  4. More and more, it seems as if BaoFeng is pushing CHIRP as the preferred programming software rather than developing their own alternatives. That’s great, but I’d also like to think that BaoFeng is *financially supporting* CHIRP development.

    It’s taken a lot of free work from the amateur community to make the BaoFeng line viable. You basically provided a practical UV-5R manual for free here on the blog, for example. The one that BaoFeng provided was almost useless.

    • if Baofeng (or any other company) is using CHIRP to sell products then they should provide documented eeprom memory-maps and serial protocols.
      and they should do so before the radio’s go on sale!

    • BaoFeng is not pushing CHIRP, they have their own proprietary software which they recommend. It’s just that most people prefer CHIRP because it is easier to use.

      • Baofeng Tech, Baofeng’s preferred US importer/retailer and their sole retailer of the BF-F8HP which likes to give the impression that it is Baofeng that you are dealing with.

        Programming BaoFeng Radios CHIRP:

        BaoFeng Factory Software (VIP):

        We do not recommend using the factory software (VIP) but the following links are provided – Windows Only


      • Yes, but as you said is is NOT BaoFeng, but a third party seller. Nowhere on the official BaoFeng page does it recommend using CHIRP.


  5. Baofeng x Misuta

    Anyone done any reading up on the above. Supposed to be new for 2015 and the radios are badged Masuita, but clearly Baofeng and new chips.

    On ebay now and gives product details and chipset details at end of auction.

      • well they are pictured with the crap antenna, but so was the GT-5.
        and i’v read on forums of people buying UV5’s recently and getting the newer “U-V” antenna like on the 82.
        so i’d say hope for the best, but expect the worst and see what happens!

  6. the Misuta range is the same price as the 5R but has the inverted display, i was tempted to get one.

    keep an eye on BF’s new products, i suspect we may see a high-power 8w+ version of the 82 soon, seeing as they have done it to the 5R sries across the range almost.

    it’s soo hard to know what to buy now, a red 82 (UV-89R) or a Misuta, or wait for info on the RST599 – soo hard with so many choices!

  7. Shame its not a real update. Great looking radio. This would be a killer radio if it had the tri-power 8W output, a normal screen and rotary encoder as per the B5.
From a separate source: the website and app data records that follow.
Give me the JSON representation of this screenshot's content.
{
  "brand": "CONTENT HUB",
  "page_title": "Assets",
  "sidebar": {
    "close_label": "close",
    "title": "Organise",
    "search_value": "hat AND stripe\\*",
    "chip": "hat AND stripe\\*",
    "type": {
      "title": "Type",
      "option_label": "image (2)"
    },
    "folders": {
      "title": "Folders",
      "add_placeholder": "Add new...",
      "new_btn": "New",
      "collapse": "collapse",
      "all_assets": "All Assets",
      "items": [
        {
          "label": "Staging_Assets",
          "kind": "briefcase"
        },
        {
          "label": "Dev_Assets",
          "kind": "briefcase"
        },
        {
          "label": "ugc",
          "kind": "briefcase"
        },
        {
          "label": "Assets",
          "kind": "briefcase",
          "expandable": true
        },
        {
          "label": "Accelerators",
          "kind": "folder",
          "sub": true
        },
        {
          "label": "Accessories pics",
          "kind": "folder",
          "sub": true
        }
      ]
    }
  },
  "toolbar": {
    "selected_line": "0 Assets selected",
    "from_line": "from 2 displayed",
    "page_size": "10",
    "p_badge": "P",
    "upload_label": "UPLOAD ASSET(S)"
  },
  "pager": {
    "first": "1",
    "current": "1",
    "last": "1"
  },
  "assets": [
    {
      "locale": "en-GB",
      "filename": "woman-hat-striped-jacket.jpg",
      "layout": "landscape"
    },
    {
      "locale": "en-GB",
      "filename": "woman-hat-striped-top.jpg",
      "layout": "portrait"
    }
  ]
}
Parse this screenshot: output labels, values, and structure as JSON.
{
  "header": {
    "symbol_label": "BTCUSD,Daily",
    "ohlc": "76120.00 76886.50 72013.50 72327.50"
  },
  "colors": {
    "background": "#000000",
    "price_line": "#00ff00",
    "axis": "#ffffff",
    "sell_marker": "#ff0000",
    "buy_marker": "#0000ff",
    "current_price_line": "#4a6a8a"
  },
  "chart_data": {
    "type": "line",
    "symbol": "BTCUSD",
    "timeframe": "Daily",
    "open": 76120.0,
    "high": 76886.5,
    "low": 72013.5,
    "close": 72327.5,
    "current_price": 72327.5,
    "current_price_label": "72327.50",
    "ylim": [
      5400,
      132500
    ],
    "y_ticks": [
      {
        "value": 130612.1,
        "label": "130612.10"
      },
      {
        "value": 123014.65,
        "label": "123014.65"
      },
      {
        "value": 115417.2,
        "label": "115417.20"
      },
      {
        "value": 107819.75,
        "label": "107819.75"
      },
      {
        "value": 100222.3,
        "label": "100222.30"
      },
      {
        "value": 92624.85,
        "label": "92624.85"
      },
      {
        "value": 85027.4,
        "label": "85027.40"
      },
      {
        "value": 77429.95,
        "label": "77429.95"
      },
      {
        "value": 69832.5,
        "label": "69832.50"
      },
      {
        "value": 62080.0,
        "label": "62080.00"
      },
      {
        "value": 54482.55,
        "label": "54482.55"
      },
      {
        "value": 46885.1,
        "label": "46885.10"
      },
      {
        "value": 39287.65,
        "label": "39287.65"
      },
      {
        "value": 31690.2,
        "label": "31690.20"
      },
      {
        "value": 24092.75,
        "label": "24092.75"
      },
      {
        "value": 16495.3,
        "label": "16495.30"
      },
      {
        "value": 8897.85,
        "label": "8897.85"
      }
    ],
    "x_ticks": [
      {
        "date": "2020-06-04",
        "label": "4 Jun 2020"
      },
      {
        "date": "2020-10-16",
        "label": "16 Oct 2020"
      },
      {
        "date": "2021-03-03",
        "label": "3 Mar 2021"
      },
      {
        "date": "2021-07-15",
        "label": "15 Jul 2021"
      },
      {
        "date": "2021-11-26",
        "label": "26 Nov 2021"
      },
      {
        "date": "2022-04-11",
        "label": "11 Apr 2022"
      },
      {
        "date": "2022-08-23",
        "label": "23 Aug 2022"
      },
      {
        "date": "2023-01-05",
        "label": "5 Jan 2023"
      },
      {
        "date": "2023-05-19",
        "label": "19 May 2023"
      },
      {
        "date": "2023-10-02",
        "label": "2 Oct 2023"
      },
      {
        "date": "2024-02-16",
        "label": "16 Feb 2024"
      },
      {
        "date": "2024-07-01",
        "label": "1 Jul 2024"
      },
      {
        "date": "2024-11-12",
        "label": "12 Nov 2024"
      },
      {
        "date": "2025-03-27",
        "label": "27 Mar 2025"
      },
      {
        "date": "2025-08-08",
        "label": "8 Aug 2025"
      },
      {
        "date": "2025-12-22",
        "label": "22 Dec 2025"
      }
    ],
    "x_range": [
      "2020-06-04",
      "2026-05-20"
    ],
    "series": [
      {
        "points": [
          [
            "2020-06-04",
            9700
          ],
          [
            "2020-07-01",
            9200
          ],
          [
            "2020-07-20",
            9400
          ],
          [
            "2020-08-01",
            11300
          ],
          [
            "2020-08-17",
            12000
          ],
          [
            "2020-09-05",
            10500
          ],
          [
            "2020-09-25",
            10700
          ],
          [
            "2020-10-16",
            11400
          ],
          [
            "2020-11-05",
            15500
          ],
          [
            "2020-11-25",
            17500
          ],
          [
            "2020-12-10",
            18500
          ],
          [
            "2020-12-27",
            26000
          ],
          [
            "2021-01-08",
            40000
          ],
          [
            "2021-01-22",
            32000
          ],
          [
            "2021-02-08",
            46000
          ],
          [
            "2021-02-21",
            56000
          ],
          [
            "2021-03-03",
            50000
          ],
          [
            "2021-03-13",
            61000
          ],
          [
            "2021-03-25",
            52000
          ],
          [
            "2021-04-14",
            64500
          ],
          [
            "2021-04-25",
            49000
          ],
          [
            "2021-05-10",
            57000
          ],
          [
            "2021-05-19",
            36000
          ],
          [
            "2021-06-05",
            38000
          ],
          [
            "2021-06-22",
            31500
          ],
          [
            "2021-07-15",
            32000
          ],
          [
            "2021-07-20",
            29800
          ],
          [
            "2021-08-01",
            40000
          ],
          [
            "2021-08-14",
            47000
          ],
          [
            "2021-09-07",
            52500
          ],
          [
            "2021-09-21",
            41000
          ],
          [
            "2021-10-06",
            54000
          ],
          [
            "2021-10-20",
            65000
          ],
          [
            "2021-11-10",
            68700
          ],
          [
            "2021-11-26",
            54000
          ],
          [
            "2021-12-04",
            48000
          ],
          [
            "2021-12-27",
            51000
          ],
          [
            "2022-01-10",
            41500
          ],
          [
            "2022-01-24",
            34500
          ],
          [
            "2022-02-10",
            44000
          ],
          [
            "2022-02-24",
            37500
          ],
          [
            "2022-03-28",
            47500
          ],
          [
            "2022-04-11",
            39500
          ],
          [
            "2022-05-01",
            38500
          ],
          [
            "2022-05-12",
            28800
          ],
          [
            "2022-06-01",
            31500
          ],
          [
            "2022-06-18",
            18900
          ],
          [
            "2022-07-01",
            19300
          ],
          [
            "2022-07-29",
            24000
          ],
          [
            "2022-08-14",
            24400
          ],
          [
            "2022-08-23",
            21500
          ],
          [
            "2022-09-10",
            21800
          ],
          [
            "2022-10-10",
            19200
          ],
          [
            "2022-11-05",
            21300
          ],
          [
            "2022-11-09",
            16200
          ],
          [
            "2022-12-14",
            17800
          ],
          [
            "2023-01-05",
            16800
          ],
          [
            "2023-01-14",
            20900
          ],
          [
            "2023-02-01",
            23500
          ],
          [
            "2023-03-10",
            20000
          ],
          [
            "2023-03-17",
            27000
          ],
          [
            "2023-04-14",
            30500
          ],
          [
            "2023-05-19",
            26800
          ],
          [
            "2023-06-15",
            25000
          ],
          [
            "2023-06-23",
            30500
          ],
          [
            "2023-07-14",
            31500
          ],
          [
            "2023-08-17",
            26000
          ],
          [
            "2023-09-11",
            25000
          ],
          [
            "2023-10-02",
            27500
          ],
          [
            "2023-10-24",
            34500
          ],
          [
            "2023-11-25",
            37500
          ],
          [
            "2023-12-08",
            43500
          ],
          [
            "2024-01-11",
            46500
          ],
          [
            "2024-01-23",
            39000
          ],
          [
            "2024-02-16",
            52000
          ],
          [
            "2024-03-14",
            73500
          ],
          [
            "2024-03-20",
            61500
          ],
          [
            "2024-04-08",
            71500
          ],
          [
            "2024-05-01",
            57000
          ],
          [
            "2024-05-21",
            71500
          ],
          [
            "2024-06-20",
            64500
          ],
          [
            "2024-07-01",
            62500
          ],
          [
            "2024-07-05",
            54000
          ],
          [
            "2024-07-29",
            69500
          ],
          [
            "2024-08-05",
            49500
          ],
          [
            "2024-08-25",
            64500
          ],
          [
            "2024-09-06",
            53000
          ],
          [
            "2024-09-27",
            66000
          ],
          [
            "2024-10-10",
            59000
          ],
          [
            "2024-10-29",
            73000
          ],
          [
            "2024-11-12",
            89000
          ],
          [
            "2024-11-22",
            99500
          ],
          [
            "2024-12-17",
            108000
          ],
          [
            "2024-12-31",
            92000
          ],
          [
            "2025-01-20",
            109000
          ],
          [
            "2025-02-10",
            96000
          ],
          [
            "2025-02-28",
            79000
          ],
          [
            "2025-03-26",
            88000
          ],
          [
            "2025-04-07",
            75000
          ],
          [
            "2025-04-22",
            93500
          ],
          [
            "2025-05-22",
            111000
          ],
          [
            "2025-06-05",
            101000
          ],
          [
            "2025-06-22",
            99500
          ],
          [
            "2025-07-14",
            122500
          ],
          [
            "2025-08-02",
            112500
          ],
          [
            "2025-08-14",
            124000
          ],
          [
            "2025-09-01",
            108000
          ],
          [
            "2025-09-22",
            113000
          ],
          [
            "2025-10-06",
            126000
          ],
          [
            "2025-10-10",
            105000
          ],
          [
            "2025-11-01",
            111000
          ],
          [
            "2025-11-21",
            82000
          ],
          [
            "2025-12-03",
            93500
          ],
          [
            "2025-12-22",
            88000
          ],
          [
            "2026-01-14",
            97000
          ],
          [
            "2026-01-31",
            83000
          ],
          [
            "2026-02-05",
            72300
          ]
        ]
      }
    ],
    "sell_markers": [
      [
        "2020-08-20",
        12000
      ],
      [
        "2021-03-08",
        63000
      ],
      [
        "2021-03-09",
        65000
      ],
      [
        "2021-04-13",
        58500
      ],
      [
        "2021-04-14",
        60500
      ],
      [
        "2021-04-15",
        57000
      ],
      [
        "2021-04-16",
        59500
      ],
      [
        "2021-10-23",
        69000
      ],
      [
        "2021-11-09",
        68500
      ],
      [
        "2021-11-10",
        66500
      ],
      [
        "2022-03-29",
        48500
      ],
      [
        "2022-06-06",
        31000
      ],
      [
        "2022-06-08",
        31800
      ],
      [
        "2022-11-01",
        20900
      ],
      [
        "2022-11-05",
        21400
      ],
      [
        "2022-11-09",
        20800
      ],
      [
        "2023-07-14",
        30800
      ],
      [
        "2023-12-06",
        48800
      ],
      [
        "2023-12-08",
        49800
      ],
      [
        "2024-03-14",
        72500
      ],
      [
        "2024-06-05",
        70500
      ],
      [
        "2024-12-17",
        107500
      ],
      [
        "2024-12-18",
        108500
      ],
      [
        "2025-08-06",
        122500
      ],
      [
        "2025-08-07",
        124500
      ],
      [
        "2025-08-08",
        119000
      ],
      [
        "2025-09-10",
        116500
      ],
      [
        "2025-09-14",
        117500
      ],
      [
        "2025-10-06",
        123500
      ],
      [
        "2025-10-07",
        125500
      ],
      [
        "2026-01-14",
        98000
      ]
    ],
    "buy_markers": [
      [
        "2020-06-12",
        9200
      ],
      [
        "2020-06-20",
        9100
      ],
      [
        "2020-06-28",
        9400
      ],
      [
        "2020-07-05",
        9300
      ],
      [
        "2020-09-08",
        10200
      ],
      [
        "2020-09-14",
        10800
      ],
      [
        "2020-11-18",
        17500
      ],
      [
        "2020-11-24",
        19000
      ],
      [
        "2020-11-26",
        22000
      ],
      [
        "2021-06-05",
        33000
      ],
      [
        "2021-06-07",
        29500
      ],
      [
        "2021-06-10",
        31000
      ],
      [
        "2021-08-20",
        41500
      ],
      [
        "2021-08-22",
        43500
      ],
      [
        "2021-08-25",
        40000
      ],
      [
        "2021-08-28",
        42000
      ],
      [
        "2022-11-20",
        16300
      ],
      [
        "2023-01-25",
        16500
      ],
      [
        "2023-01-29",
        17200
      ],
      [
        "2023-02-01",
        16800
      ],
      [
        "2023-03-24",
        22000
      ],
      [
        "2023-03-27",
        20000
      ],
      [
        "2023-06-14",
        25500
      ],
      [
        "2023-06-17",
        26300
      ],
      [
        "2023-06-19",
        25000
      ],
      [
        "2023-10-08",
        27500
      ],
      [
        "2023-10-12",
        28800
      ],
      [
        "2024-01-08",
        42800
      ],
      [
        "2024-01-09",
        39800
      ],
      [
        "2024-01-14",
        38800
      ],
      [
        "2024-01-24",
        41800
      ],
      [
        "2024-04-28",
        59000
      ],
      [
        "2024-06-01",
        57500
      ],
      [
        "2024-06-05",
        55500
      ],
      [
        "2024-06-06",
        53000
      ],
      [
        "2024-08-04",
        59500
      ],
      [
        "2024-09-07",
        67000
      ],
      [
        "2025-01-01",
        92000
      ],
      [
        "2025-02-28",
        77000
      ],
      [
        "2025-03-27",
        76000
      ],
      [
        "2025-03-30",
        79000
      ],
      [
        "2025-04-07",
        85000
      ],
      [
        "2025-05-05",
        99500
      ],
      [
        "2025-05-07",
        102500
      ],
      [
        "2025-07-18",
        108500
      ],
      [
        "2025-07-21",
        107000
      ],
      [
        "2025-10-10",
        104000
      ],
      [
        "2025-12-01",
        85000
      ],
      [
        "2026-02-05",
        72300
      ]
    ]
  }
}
  8. So it seems the UV82 is still the best bang for the buck when buying radios. Would you recommend the UV82 orvet the UV-B5 now? Also I noticed that the Uv82 are sold as both pofung and baofeng label on Amazon. Just to confirm is there any differences other than the label

    • I like the UV-82 better than a standard UV-5R. When it comes to receiver quality, the UV-B5 still wins. The Baofeng GT-3 Mark II does even better, which was a bit of a surprise.

      Baofeng changed its name to Pofung recently; they’re the same thing.

  9. what are the two buttons at the top left and right of the radio on the back? Small black plastic spring loaded buttons?

Comments are closed.